Psychedelic therapy, for example, is becoming increasingly popular alternative to the traditional therapeutic approach of antidepressants. Two of the most well-known substances used in psychedelic medicine are magic mushrooms (i.e. shrooms, mushrooms) and ketamine.
While accessibility to both these substances remains in the hands of lawmakers. A growing body of evidence points to psychedelics as a potential treatment for mental health disorders, addiction and other conditions.
Although research is still in its early stages, ketamine and magic mushrooms has shown the most promising results. And may soon lead to psychedelic-assisted therapy becoming an option for patients.
Let’s take a closer look at both.
Ketamine is a powerful anesthetic and dissociative drug, used for decades in medical settings. In a therapeutic setting, ketamine improves depression more quickly than traditional antidepressants. Typically, ketamine therapy works best for individuals who have tried all other therapies.
How It Works
Ketamine works by binding to receptors in the brain that produce a chemical called glutamate. Glutamate is a neurotransmitter, a “chemical messenger” between nerve cells (neurons) in your brain. Research suggests that glutamate plays an important role in depression. Problems in the production of glutamate has been linked to mental disorders such as depression, anxiety, etc. Ketamine works to opens up these glutamate pathways, unlike antidepressants which work on serotonin & norepinephrine pathways.
Ketamine is shown to be effective for:
- Major depressive disorder
- Treatment-resistant depression
- Alcohol dependence
Ketamine is administered by registered medical practitioners. Patients can expect their first session to be done within a safe and quiet environment, such as private room. During treatment, doctors will monitor all vitals and aid in any discomfort. Ketamine’s effects can make a patient feel happy or disconnected from reality. This sensation occurs as the medication works in the brain to alleviate depression.
- IV Ketamine Infusion
- Intramuscular (IM)
Classified as a controlled substance, there are strict regulations around ketamine and its use. Which can limit access to treatment. Always talk to your primary care physician before seeking treatment. Check for insurance coverage as well.
Microdosing mushrooms involves taking a low dose of psilocybin, the active ingredient in magic mushrooms, on a regular basis. Psilocybin therapy is a relatively new therapeutic approach. But it is finding its foothold in the treatment of depressive disorders.

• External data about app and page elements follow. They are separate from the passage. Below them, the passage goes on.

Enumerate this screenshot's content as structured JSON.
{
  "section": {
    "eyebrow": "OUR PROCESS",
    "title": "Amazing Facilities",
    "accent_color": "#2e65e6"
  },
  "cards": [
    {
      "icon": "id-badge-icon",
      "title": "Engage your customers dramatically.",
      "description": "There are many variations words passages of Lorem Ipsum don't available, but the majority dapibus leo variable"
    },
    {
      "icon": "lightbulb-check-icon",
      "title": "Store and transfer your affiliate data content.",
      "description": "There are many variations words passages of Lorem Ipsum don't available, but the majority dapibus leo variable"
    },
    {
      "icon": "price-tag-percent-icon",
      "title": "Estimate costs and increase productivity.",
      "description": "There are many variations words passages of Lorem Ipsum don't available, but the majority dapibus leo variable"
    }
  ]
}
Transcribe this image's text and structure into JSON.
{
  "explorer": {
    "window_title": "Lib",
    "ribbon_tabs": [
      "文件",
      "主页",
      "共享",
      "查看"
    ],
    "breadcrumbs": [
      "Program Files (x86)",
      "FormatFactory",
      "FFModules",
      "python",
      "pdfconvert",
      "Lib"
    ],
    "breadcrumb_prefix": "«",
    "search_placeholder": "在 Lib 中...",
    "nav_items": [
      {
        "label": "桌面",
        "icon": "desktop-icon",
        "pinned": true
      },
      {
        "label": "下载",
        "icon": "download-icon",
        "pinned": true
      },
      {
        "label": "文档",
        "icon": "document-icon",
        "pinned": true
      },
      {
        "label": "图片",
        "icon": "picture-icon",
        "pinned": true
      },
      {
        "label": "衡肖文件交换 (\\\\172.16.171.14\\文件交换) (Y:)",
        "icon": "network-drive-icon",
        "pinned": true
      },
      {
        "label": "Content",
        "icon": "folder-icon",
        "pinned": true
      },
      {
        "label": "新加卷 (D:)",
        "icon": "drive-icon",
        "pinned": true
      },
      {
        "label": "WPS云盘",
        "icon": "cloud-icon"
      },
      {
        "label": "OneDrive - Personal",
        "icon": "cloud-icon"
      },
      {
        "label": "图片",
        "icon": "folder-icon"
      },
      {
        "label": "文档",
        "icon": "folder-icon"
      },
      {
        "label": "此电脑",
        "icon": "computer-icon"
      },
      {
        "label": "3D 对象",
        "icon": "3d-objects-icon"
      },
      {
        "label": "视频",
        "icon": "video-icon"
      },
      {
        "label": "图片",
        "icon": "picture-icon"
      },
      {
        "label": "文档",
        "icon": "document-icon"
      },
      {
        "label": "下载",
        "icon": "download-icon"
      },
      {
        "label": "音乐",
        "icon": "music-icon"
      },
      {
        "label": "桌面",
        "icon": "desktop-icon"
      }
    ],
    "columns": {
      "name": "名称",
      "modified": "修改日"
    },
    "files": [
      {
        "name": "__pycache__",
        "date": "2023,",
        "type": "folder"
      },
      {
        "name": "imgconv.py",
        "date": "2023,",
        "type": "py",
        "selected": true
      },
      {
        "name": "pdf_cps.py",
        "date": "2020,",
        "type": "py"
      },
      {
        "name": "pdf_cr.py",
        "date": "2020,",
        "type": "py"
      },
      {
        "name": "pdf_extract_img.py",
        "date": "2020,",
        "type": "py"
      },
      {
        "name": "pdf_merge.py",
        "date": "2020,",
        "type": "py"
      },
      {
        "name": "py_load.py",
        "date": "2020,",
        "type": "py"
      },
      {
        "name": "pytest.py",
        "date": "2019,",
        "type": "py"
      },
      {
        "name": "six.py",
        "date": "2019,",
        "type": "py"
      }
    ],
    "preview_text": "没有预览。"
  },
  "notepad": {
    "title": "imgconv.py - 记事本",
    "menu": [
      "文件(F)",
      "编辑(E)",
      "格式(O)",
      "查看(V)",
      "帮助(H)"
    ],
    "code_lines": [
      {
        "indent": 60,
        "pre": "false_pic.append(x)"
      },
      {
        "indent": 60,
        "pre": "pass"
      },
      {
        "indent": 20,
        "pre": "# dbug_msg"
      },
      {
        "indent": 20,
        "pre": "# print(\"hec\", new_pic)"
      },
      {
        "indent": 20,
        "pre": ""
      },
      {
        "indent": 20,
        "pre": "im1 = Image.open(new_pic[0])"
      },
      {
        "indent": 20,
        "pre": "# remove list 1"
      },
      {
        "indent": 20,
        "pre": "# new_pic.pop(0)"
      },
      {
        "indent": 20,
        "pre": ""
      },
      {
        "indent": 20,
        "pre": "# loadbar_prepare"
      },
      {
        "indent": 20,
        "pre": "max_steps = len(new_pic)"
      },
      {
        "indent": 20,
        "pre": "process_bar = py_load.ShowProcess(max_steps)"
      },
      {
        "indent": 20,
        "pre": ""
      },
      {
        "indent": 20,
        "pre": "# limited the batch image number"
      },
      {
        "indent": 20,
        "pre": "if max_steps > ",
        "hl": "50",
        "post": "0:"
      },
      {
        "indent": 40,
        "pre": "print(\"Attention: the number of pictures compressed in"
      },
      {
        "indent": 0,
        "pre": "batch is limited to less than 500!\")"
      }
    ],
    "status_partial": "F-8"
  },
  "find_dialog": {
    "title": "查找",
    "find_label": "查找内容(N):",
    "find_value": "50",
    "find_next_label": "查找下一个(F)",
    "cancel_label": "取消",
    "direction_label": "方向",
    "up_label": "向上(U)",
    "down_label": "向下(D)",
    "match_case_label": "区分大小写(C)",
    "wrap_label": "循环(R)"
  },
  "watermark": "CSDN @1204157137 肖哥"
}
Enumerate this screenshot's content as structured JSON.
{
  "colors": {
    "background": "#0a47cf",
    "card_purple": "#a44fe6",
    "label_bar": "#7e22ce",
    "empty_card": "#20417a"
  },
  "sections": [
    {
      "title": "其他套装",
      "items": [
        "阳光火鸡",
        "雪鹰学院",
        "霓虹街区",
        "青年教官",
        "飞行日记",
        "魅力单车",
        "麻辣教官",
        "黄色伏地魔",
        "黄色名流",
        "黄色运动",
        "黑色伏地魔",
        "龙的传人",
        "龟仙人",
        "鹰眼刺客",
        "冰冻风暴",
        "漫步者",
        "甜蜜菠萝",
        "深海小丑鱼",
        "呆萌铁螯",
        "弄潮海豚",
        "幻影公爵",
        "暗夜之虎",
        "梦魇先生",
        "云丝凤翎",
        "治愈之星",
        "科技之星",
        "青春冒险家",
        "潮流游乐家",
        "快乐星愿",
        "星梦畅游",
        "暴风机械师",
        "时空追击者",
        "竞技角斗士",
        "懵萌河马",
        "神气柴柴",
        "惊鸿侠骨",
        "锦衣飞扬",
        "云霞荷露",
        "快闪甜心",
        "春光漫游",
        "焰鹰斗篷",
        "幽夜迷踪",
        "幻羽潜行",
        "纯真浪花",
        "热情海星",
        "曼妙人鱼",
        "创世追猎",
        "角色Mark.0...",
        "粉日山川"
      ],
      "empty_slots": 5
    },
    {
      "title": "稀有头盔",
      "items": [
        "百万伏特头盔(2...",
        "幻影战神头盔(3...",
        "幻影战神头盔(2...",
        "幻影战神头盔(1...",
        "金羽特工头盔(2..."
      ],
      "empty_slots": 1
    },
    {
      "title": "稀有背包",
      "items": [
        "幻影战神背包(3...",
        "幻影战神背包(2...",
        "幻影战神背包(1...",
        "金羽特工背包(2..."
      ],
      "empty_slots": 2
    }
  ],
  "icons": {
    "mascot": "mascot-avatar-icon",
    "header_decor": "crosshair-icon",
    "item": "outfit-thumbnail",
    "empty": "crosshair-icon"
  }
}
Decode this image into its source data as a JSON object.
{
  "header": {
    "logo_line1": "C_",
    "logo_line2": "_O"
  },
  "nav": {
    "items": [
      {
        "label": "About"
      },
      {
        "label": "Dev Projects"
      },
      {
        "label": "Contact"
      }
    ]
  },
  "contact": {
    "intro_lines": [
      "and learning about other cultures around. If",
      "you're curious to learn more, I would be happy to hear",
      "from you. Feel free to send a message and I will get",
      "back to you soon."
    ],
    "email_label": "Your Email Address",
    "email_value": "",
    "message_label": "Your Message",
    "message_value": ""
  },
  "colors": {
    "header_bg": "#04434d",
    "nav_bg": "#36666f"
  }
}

How it works
As mentioned before, psilocybin is the hallucinogenic compound found in mushrooms. In the case of microdosing however, the administration of doses are low enough to not produce a whole-body effect (i.e. “tripping”) yet high enough for a cellular response.
Microdosing aims to achieve the positive effects of the substance (better focus, elevated mood, elevated energy, and emotional balance) while avoiding all the negatives (hallucinations, sensory shifts, nausea).
Compared to ketamine, the procedure is fairly straightforward . Administered via pill, a microdose is typically 1/10 to 1/20 of a normal dose, or 10 to 20 micrograms. Microdosers follow a “one day on, two days off” procedure.
Microdosing is shown to effective for:
- Substance use disorders
- Eating disorders